## Supplied material
────────────────────────────────────────

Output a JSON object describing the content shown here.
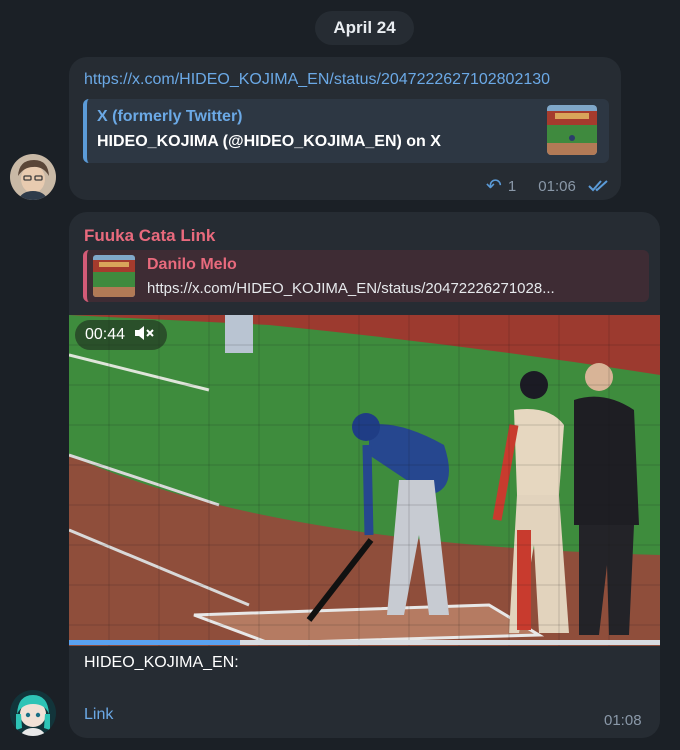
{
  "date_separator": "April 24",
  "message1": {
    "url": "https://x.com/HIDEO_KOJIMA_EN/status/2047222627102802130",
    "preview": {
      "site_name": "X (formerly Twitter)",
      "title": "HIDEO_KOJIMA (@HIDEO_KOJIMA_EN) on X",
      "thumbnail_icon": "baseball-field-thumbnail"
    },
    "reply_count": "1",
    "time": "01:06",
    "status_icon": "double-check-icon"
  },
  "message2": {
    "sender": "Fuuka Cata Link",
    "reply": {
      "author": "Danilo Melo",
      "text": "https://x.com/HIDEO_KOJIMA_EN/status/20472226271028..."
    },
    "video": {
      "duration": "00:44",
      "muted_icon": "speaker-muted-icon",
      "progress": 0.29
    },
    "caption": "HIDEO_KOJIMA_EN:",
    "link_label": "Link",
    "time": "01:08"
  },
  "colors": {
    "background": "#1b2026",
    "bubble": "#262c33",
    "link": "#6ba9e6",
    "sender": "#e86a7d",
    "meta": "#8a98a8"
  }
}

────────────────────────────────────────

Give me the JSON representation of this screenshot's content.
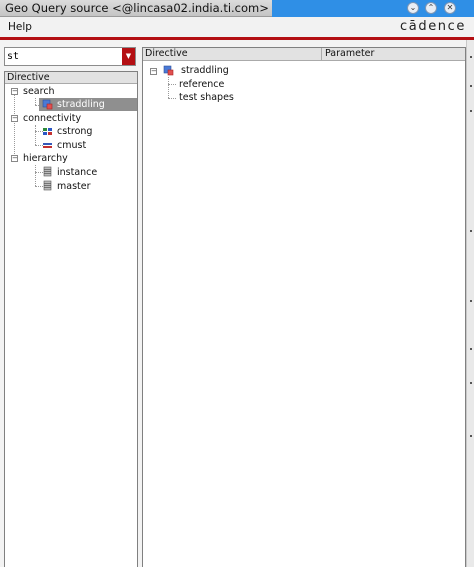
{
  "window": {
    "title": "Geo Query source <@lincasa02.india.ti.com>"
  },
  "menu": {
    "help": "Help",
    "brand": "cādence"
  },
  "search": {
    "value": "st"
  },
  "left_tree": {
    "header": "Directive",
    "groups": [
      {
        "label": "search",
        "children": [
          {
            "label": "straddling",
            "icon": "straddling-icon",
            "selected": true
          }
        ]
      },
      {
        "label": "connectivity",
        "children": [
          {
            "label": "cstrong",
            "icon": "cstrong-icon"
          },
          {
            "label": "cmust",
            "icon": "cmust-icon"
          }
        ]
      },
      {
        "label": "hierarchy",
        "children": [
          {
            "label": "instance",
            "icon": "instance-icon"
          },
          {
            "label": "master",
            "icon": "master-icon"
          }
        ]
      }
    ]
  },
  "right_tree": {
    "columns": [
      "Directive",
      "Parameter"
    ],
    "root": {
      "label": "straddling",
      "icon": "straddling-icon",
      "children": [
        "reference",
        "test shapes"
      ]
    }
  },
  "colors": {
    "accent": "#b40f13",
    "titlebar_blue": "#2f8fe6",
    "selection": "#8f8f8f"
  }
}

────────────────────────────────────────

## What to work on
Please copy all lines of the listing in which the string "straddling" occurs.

## Output of the task
            "label": "straddling",
            "icon": "straddling-icon",
      "label": "straddling",
      "icon": "straddling-icon",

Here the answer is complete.